England's chief nursing officer Jane Cummings has written to directors of nursing today to address what she claims are misconceptions about news that the National Institute for Health and Care Excellence is shelving its programme of work on safe nurse staffing guidelines.
The decision, announced by NICE last week, was greeted with dismay by nursing leaders. In a letter to the Times newspaper yesterday, organisations including the RCN, the Council of Deans of Health, Unison, the Patients Association and RCNi's Nursing Standard described the move as a 'damaging step back not only for nursing but for all who use the NHS and care about its future'.
'The need for independent evidence-based guidance on safe staffing has never been greater,' the letter adds.
Ms Cummings told RCNi her letter to nursing directors is partly designed to address 'misconceptions' about the suspension of NICE's work. 'There has been some noise about this on Twitter and in the Times and it is important we just calm down and people get to look at what we are doing and what out next steps will be,' Ms Cummings said.
'I do not think directors of nursing are against it. I have met around 70 directors of nursing, ranging from big teaching hospitals to small district general hospitals, and they have been very supportive. They think it is the right thing to do to include all professional groups in safe staffing. I have a good relationship with directors of nursing so people would tell me if they did not think something was right.'
NICE's announcement it will stop working on guidance for community, mental health and A&E nursing came a day after Ms Cummings wrote to NHS England chief executive Simon Stevens and Health Education England's chief excecutive Ian Cumming to inform them work on safe staffing guidance could be stopped. The letter said that rather than having a 'narrower focus on nursing and midwifery numbers', the NHS should look beyond professional boundaries to the staff needed for multiprofessional teams.
NHS England will now look at staffing across all groups as part of its review of urgent care and mental health services.
In today's letter Ms Cummings says she wants to address three 'misconceptions'. She insists NICE guidance on staffing in adult inpatient wards and maternity will remain in place; the move is not designed to save money – 'I would not suggest anything that would compromise public safety' – and the Care Quality Commission remains free to make its own judgements about safe staffing.
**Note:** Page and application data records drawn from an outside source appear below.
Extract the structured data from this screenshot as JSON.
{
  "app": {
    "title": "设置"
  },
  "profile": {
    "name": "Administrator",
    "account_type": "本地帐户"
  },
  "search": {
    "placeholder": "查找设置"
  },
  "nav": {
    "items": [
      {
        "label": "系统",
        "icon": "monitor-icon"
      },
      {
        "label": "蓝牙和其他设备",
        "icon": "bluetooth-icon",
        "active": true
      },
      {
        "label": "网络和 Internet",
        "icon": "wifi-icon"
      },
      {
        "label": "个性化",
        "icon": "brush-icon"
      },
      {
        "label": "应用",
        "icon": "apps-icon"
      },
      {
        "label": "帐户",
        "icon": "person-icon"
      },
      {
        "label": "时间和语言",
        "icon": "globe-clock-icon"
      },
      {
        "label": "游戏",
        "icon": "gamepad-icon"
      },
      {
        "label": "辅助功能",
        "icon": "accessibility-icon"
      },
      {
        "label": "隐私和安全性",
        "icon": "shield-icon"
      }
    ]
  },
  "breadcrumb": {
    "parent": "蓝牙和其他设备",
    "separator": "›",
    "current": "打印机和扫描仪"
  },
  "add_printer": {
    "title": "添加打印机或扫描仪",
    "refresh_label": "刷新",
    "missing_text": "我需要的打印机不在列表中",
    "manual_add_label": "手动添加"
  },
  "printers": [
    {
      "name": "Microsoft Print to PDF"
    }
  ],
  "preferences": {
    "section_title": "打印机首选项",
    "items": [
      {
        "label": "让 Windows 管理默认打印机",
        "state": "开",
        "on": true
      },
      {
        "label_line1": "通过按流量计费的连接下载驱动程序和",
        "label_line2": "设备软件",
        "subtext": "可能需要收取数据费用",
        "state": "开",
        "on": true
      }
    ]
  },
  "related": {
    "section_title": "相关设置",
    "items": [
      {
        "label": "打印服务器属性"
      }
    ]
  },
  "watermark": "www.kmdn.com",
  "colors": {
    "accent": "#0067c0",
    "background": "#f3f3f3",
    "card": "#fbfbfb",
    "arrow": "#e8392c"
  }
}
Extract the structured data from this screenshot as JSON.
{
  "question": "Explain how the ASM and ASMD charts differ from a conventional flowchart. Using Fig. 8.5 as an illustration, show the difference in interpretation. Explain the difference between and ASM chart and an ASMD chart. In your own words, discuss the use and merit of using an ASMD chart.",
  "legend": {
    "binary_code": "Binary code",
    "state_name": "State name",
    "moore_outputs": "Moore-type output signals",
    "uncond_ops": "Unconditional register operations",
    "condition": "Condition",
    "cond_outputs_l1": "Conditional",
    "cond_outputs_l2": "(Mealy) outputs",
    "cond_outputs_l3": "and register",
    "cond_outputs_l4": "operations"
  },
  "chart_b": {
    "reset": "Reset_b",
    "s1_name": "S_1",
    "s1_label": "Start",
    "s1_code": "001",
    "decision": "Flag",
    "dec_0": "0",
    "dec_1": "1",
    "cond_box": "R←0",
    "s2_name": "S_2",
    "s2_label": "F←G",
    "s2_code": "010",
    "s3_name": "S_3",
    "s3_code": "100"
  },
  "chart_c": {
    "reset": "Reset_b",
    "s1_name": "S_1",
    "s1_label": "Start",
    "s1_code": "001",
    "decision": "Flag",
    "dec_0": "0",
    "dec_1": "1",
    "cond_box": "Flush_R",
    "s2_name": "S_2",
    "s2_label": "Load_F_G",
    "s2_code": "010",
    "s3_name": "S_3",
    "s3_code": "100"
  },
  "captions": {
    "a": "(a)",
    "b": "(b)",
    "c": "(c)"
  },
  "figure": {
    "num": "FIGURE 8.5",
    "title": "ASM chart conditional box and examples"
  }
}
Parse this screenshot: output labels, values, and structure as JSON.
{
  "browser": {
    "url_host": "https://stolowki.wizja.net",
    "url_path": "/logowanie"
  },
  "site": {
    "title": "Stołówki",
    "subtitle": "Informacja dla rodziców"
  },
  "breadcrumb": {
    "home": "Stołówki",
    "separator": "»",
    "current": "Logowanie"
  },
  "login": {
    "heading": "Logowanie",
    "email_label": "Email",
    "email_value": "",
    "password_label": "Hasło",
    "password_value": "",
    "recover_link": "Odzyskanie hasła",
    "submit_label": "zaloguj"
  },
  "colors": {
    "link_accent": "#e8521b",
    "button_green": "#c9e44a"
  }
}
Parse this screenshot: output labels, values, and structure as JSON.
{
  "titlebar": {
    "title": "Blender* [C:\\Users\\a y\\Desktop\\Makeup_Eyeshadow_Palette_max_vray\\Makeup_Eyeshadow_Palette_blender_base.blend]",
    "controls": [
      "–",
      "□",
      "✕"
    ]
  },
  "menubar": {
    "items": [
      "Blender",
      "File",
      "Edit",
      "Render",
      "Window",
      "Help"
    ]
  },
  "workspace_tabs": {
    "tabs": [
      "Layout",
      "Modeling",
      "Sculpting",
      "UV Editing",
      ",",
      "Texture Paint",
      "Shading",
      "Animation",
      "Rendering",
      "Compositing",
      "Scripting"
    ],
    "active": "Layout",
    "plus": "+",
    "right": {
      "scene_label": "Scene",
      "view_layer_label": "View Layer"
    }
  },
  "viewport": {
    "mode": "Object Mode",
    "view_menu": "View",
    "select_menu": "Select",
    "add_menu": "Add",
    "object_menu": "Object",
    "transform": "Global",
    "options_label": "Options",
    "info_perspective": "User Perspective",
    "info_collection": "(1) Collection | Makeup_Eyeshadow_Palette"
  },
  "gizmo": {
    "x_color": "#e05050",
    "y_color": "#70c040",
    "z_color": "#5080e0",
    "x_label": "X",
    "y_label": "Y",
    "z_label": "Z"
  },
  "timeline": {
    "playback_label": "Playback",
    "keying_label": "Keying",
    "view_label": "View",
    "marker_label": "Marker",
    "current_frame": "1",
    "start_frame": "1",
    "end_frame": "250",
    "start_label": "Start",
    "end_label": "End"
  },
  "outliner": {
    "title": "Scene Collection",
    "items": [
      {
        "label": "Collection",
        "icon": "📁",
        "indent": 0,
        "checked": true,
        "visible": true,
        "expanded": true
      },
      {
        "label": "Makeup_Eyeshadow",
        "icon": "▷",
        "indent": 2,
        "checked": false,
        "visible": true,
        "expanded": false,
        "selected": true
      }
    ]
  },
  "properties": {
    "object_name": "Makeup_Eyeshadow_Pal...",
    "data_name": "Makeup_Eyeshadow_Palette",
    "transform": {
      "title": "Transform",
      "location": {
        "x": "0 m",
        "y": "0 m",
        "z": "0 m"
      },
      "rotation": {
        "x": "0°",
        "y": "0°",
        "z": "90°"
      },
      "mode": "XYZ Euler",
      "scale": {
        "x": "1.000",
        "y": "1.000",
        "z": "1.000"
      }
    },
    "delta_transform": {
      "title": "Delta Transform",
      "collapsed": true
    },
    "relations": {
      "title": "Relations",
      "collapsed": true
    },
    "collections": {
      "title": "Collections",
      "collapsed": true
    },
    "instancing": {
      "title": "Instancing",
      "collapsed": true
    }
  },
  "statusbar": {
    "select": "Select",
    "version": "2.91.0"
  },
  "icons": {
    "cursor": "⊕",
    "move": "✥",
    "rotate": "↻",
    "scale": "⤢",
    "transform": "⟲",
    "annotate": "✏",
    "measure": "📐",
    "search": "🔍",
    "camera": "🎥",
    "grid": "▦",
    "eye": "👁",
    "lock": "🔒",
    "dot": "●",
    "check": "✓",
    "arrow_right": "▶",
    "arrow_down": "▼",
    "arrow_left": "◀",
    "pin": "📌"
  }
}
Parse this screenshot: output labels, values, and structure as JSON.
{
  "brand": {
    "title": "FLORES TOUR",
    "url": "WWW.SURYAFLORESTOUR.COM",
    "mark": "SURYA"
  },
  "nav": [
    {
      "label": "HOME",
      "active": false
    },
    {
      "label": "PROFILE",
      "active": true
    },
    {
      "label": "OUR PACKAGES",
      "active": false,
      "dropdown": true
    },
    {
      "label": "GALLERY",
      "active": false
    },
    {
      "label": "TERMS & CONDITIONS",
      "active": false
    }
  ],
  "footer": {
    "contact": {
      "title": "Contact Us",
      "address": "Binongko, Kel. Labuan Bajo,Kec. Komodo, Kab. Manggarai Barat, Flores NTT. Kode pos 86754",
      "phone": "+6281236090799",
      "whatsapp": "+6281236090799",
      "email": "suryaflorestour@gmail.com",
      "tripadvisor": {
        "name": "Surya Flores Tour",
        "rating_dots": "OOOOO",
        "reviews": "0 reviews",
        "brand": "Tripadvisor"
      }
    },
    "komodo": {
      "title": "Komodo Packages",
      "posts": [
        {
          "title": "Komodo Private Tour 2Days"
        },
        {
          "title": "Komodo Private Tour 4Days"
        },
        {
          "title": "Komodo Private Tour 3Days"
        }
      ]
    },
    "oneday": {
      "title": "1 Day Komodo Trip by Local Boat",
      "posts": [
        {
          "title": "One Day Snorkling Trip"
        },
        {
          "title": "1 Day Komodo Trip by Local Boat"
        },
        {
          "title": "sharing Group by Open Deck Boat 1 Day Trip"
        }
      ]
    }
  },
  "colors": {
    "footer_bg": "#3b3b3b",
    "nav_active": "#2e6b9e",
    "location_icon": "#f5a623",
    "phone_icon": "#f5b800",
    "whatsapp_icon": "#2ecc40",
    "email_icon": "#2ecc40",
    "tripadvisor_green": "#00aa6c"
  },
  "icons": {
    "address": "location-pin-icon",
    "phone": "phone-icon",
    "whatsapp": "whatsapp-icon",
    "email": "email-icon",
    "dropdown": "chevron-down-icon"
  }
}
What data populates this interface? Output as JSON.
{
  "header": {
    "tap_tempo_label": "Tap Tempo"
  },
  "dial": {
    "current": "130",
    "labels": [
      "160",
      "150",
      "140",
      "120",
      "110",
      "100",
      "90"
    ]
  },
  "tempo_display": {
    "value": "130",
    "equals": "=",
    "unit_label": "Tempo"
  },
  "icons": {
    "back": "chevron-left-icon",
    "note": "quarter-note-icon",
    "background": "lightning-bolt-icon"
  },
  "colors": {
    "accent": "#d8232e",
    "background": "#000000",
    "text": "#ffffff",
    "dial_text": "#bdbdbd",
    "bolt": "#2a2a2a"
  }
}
She goes on to list six reasons why the approach to safe staffing is necessary. These include recognition that healthcare is increasingly delivered by a multiprofessional workforce and that much care takes place outside hospitals and crosses organisational boundaries.
The Department of Health commissioned NICE to produce a set of safe staffing guidelines following the recommendation by Sir Robert Francis in his 2013 report into care failings at Mid Staffs that linked poor care to chronic understaffing.
Ms Cummings said the decision to review staffing across different professional groups rather than in nursing alone did not represent a failure to implement Sir Robert's recommendation. 'I am clear what we are doing still fulfils the criteria of what was recommended. We will build on the work that NICE has already done,' she said.
To read the letter click here